Anyone looking to see the Hogwarts crew in a new light, rejoice: To honor the 20th anniversary of the Harry Potter series, Scholastic, the series’ longtime US publisher, will be releasing special editions of all seven entries with new cover illustrations by renowned illustrator Brian Selznick in July of 2018.
We need more ways to get art into public places like hospitals, nursing homes and schools.
It gets awfully dull sitting in a chair, staring out the window of her fifth-floor room at Roswell Park Comprehensive Cancer Center, said Angelic Banko.
The Grand Island mother of two boys, ages 3 and 5, has been hospitalized for 21 days to treat internal bleeding.
But just before lunch Tuesday, Banko got very excited. She knew what was coming.
Like clockwork every Tuesday, longtime Roswell volunteer Julie Legters rolls what’s known as a patient art cart up to Banko’s hospital room, chats and shows her various images of photographs, watercolor paintings and pencil drawings that are loaded onto an iPad. If she wants, Banko can pick out a work of art, and Legters will hang the framed original in her room.
As many as 65 other patients on two hospital floors of Roswell can do the same thing.

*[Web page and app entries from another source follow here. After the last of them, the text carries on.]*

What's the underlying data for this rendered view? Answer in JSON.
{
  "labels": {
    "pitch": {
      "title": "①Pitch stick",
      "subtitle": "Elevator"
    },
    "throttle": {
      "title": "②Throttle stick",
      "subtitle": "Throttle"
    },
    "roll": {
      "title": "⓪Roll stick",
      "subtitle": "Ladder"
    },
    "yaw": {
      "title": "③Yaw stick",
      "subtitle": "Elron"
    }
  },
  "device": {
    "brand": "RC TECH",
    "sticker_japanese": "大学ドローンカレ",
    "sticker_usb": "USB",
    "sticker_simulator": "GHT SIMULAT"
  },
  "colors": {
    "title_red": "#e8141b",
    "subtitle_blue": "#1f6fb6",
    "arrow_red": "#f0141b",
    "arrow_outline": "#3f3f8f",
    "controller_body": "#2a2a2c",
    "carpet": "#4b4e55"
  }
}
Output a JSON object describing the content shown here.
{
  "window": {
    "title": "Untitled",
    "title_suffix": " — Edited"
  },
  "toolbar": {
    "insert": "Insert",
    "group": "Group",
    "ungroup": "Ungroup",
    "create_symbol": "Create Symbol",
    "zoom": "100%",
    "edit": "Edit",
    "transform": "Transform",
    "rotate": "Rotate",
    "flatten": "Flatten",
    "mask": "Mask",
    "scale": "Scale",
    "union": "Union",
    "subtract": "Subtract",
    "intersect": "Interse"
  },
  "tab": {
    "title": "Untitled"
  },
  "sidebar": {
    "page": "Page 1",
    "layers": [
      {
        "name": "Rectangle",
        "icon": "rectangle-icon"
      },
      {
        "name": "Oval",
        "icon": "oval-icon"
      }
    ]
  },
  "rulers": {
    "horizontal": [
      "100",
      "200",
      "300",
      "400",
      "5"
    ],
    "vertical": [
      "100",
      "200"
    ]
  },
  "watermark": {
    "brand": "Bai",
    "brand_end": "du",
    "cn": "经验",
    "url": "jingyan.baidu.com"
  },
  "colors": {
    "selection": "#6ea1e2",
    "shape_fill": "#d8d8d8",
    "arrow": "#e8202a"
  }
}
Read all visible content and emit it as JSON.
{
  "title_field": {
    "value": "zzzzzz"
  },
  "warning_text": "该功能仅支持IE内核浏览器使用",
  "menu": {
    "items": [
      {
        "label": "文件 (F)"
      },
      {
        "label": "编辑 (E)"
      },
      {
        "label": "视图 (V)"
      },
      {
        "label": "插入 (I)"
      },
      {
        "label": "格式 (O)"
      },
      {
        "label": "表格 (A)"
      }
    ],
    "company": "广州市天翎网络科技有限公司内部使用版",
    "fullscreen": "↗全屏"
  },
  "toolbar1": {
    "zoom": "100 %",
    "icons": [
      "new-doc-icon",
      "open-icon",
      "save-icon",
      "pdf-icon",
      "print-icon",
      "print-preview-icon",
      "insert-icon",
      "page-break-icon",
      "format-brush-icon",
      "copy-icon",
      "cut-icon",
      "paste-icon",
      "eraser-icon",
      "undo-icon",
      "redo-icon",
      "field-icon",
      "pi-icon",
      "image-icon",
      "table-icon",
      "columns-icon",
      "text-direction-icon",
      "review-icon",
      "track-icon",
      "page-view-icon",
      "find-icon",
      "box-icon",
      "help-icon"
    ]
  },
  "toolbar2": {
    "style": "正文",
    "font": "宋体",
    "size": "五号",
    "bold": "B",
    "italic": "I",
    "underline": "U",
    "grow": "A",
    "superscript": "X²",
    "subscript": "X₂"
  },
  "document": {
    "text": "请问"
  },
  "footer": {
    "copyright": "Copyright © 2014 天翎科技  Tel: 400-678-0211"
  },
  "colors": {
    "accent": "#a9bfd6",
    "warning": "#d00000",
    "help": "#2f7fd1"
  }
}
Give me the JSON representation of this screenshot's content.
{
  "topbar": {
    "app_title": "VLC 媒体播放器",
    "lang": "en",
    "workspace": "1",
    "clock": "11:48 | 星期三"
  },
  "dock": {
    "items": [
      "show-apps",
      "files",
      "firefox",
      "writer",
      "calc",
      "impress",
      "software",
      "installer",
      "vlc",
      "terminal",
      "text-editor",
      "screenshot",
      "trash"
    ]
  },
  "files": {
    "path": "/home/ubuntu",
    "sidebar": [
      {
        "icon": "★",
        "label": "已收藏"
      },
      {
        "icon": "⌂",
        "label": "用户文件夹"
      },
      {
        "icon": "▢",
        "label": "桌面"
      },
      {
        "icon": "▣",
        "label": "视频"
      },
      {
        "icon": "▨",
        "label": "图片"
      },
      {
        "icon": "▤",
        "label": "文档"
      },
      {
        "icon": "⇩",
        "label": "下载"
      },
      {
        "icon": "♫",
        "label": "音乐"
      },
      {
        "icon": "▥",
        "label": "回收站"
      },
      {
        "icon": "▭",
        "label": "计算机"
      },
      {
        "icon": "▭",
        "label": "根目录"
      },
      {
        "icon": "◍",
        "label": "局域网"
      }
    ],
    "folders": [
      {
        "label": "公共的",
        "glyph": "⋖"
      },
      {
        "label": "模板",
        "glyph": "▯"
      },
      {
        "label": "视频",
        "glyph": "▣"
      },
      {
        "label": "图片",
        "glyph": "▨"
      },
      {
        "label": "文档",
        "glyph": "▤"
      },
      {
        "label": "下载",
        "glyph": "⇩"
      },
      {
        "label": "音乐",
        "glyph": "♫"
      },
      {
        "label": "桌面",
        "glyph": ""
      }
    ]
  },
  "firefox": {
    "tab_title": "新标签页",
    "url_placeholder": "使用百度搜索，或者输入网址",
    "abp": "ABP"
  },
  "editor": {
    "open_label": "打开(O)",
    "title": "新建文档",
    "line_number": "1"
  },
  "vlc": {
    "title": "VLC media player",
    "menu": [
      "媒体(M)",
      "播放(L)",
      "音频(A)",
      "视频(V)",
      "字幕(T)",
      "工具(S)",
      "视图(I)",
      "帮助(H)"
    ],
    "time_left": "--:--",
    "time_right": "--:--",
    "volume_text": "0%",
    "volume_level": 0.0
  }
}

Water Street Tampa called Wednesday for artists to send in their ideas for a big piece of public art for the outdoor plaza between one of the $3 billion project’s office buildings and the new University of South Florida Morsani College of Medicine and Heart Institute.
The art should reflect Water Street Tampa’s focus on health, the environment, science and medicine, said Strategic Property Partners, the joint venture between Tampa Bay Lightning owner Jeff Vinik and Bill Gates’ Cascade Investment capital fund.
Turkish photographer Cuma Cevik organizes adventurous trips to a wide range of countries after being inspired to shoot incredible landscape photography around the world. Bringing along curious travelers, they set out on photo safaris to capture the magical landscapes of each setting. Interestingly, it was an early love of fine art that brought Cevik toward his current profession.
Initially interested in oil painting, he instead studied to become a social studies teacher when the art academy proved too costly. It was during university that he took up photography as a creative outlet. Upon graduation, he began traveling the world to shoot stunning outdoor photography. He was initially drawn to landscape photography thanks to the rich nature he was surrounded by in the Turkish city of Bolu, and the pull toward landscape photography has only grown stronger as he has continued to voyage around the world.
Specifically, the Arts & Culture app will take a selfie you shoot and run it through a database of artworks shared by institutions partnered with Google cultural program. Then, it will present you with the top matches, with a percentage that indicates how close a match it thinks you are.
I have a feeling we will be asking many more similar questions regarding AI soon.
I found these examples of robotically generated art and music to be polished and appealing. But something kept nagging at me: What happens in a world where effort and scarcity are no longer part of the definition of art?
A mass-produced print of the Mona Lisa is worth less than the actual Leonardo painting. Why? Scarcity—there’s only one of the original. But Amper churns out another professional-quality original piece of music every time you click “Render.” Elgammal’s AI painter can spew out another 1,000 original works of art with every tap of the enter key. It puts us in a weird hybrid world where works of art are unique—every painting is different—but require almost zero human effort to produce. Should anyone pay for these things? And if an artist puts AI masterpieces up for sale, what should the price be?
If you’re a famous drummer, how do you turn drumming into an art form that people can buy, collect and hang on their wall?
Ashlander Steve Smith, who was the drummer with the famed ’70s-80s rock group Journey (and still does the occasional tour with them), creates “art” by drumming for 10 or 20 seconds with lighted drumsticks, recording it with time-lapse photography, making an impression of the resulting image on canvas and signing it for fans and collectors.
This novel art form is sold with a lavish coffee table book on his work, which includes a write-up about the concept, style and feeling portrayed in each photo, with a vinyl LP of what’s being played.
If there’s one prerequisite to creativity, Birsel believes it’s a sense of fun, a “playful spirit,” unlike the mind-set that rote or analytical tasks usually demand. “When you’re in a playful mode, you’re less of afraid of making mistakes and you’re less judgmental, which is really key to any creative endeavor. That little voice in your head that says, ‘Well that’s a bad idea!’–it’s the worst possible friction to creativity.”
By playing with the stuff on your desk for 10 minutes, “You’re not trying to prove that you’re the most creative person in the room,” she adds, you’re just trying to silence that voice and start having fun.
We’ve started to bring together the best events and shows for creatives from around the UK – and a few major ones you might want to consider booking a trip to.
We’ve included exhibitions to inspire you, conferences to help build your skills and trade shows to learn about the latest technology that could help you push your work into new areas. We’ll be updating throughout the year as more events are announced, so keep checking back.
We kick off with 11 exhibitions, conferences, classes and festivals, starting with illustrator Sam Gilbey’s (work seen here) live art class in London.